Backcountry ponds are the gems of Hamilton County. They break up the landscape of our fabulous mountains and rolling hills. While some of our backcountry ponds are found along a scenic backcountry road, many need to be walked to. Portaging is a familiar activity for flatwater paddlers who want to get out and away from motorboats and crowds. Portaging can also be an exhausting activity, but it's worth every step. A lighter boat is a simple solution, but so is a cart for your canoe or kayak. Start with a short portage like South Pond, then make a longer trek to Rock Lake or Sprague Pond. If you want to really want to adventurous, stretch yourself and try something like Upper Sargent Pond. The choices are only limited by your imagination!
Miles and miles of slow-moving rivers, outlets, inlets, streams, and waterways await your visit. Nothing offers more beauty than our rivers. The narrow waterways of the Marion River, Kunjamuk River, Browns Tract Inlet, and the Raquette River are just a few examples of where you can clear your mind. Our rivers are lined with wildflowers and birding opportunities. Witness a belted king fisher coasting along the shore in search of food for its young, or an otter playing hide and seek with you in an eddy of the Raquette River. Experience the curiosity of what's around that next oxbow and feel the satisfaction of finally seeing it. Our rivers are our waterways to adventure, splendor, scenery, seclusion, and relaxation.
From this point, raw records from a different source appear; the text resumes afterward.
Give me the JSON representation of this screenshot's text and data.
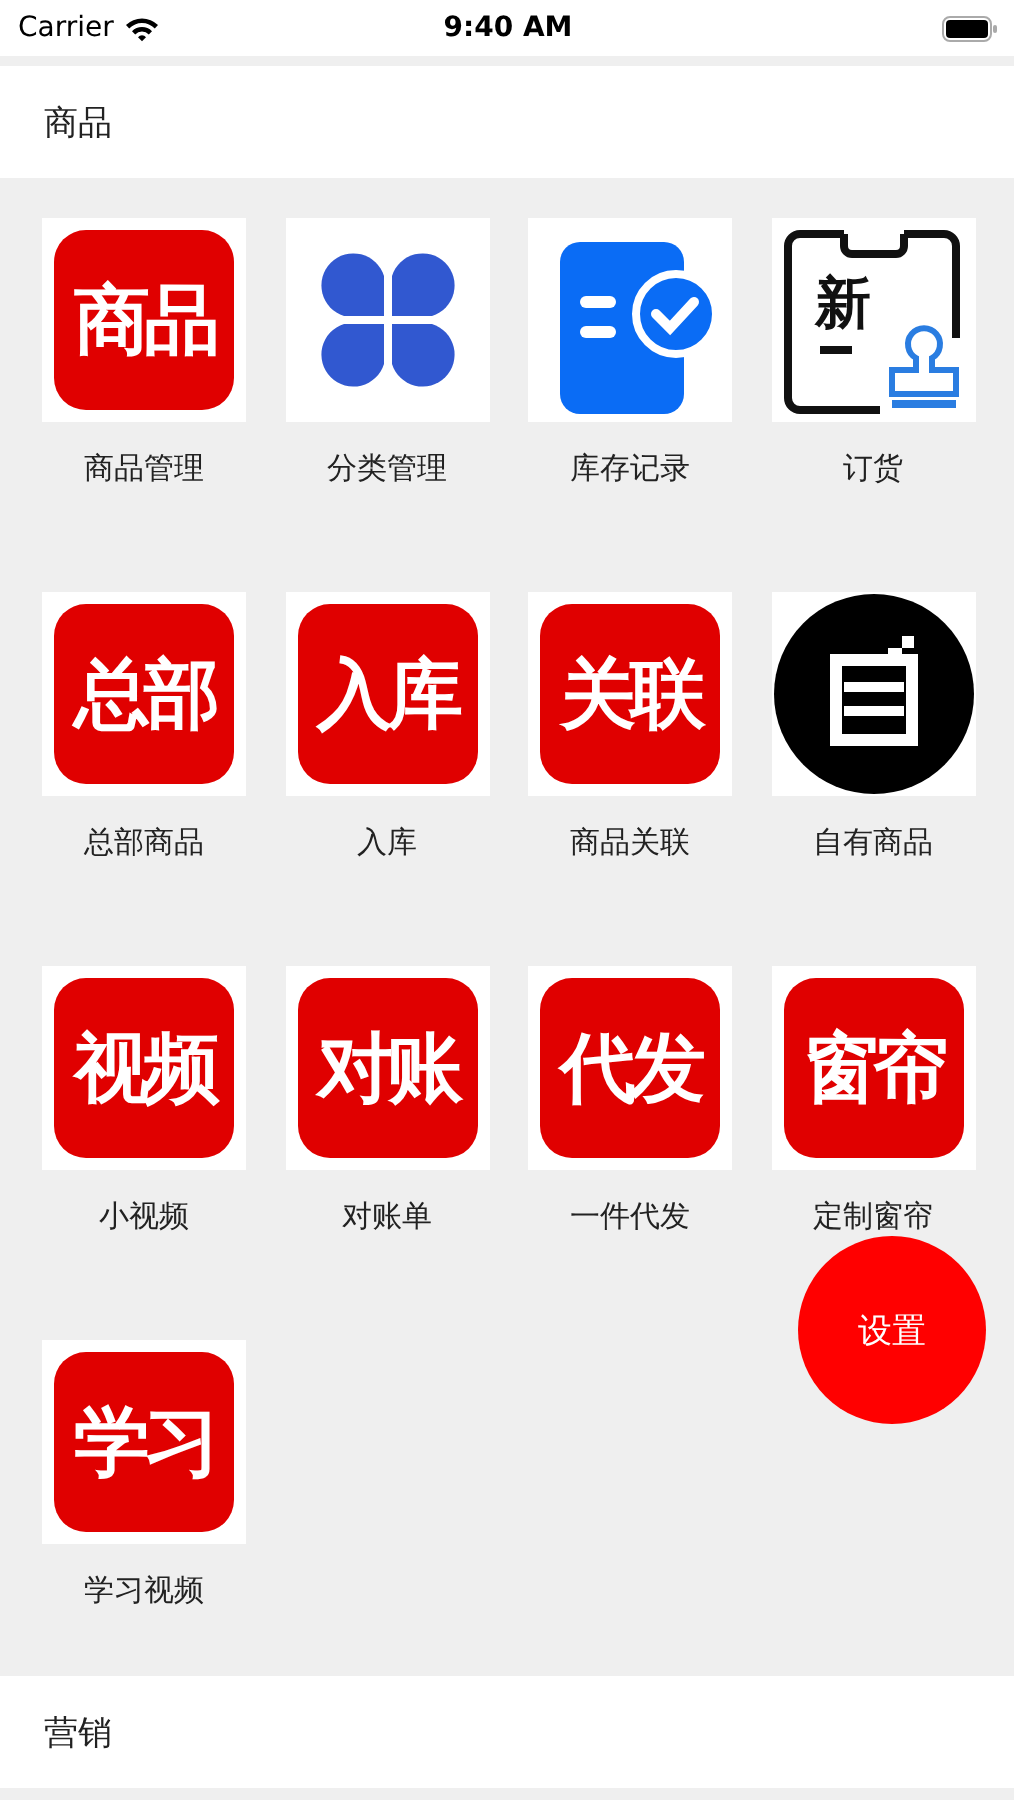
{
  "status_bar": {
    "carrier": "Carrier",
    "time": "9:40 AM"
  },
  "sections": [
    {
      "title": "商品",
      "items": [
        {
          "kind": "red-text",
          "icon_text": "商品",
          "label": "商品管理"
        },
        {
          "kind": "clover",
          "label": "分类管理"
        },
        {
          "kind": "doc-check",
          "label": "库存记录"
        },
        {
          "kind": "order",
          "icon_text": "新",
          "label": "订货"
        },
        {
          "kind": "red-text",
          "icon_text": "总部",
          "label": "总部商品"
        },
        {
          "kind": "red-text",
          "icon_text": "入库",
          "label": "入库"
        },
        {
          "kind": "red-text",
          "icon_text": "关联",
          "label": "商品关联"
        },
        {
          "kind": "self",
          "label": "自有商品"
        },
        {
          "kind": "red-text",
          "icon_text": "视频",
          "label": "小视频"
        },
        {
          "kind": "red-text",
          "icon_text": "对账",
          "label": "对账单"
        },
        {
          "kind": "red-text",
          "icon_text": "代发",
          "label": "一件代发"
        },
        {
          "kind": "red-text",
          "icon_text": "窗帘",
          "label": "定制窗帘"
        },
        {
          "kind": "red-text",
          "icon_text": "学习",
          "label": "学习视频"
        }
      ]
    },
    {
      "title": "营销"
    }
  ],
  "fab": {
    "label": "设置"
  }
}
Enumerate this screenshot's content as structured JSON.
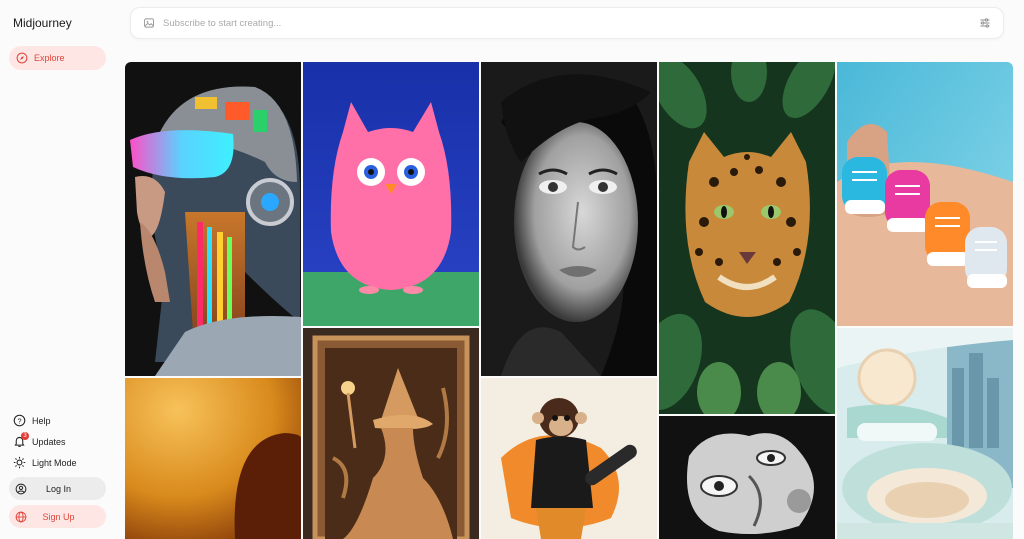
{
  "app": {
    "title": "Midjourney"
  },
  "sidebar": {
    "explore": "Explore",
    "help": "Help",
    "updates": "Updates",
    "updates_count": "3",
    "light_mode": "Light Mode",
    "login": "Log In",
    "signup": "Sign Up"
  },
  "search": {
    "placeholder": "Subscribe to start creating..."
  },
  "colors": {
    "accent": "#e0463b",
    "accent_bg": "#fde6e4"
  },
  "gallery": {
    "images": [
      {
        "id": "robot-woman-helmet",
        "desc": "chrome cyborg woman with neon visor"
      },
      {
        "id": "pink-fluffy-owl",
        "desc": "fluffy pink owl on blue background"
      },
      {
        "id": "bw-woman-portrait",
        "desc": "black and white portrait with freckles"
      },
      {
        "id": "leopard-in-leaves",
        "desc": "leopard face among green leaves"
      },
      {
        "id": "sneaker-nails",
        "desc": "nails painted like sneakers"
      },
      {
        "id": "orange-abstract",
        "desc": "warm orange abstract"
      },
      {
        "id": "carved-wood-witch",
        "desc": "carved wooden witch panel"
      },
      {
        "id": "monkey-skateboard",
        "desc": "monkey in hoodie with skateboard"
      },
      {
        "id": "eye-sculpture",
        "desc": "black and white eye sculpture collage"
      },
      {
        "id": "bedroom-interior",
        "desc": "pastel futuristic bedroom interior"
      }
    ]
  }
}
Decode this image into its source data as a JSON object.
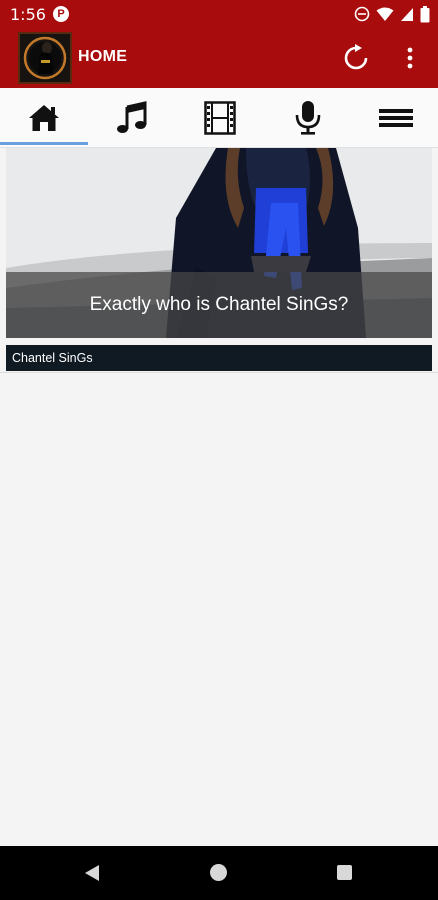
{
  "status": {
    "time": "1:56",
    "app_icon": "P"
  },
  "app_bar": {
    "title": "HOME"
  },
  "tabs": [
    {
      "name": "home",
      "icon": "home-icon",
      "active": true
    },
    {
      "name": "music",
      "icon": "music-note-icon",
      "active": false
    },
    {
      "name": "video",
      "icon": "film-strip-icon",
      "active": false
    },
    {
      "name": "podcast",
      "icon": "microphone-icon",
      "active": false
    },
    {
      "name": "menu",
      "icon": "hamburger-menu-icon",
      "active": false
    }
  ],
  "feature": {
    "caption": "Exactly who is Chantel SinGs?",
    "source": "Chantel SinGs"
  },
  "colors": {
    "brand": "#a80c0c",
    "tab_indicator": "#6aa0e0",
    "source_bar": "#0f1a22"
  }
}
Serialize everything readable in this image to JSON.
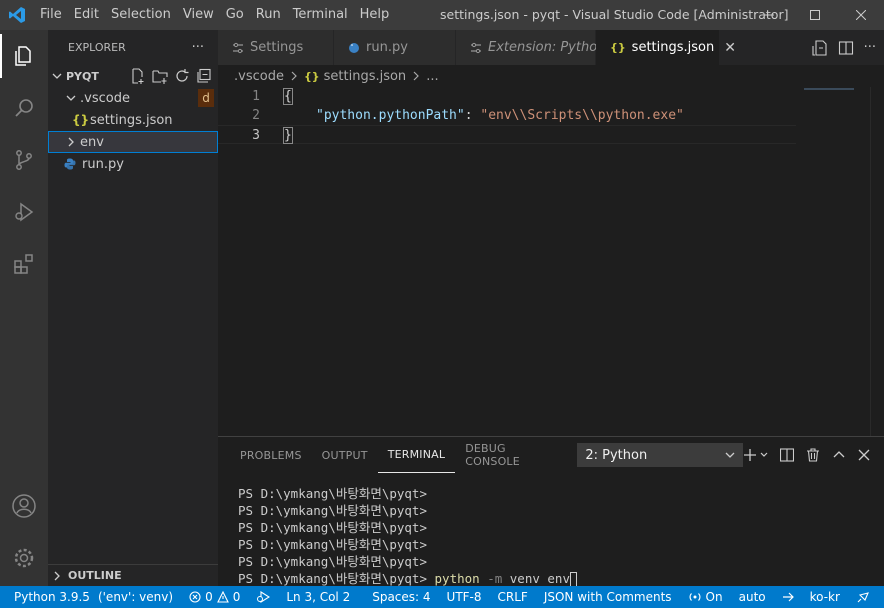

When your daily routine needs to be forgotten, visit the Adirondacks, float in a lake with loons, coast through a marsh with a great blue heron, or just bask in the quiet of a slow-moving river and let the smells and colors of the wild flowers take you away.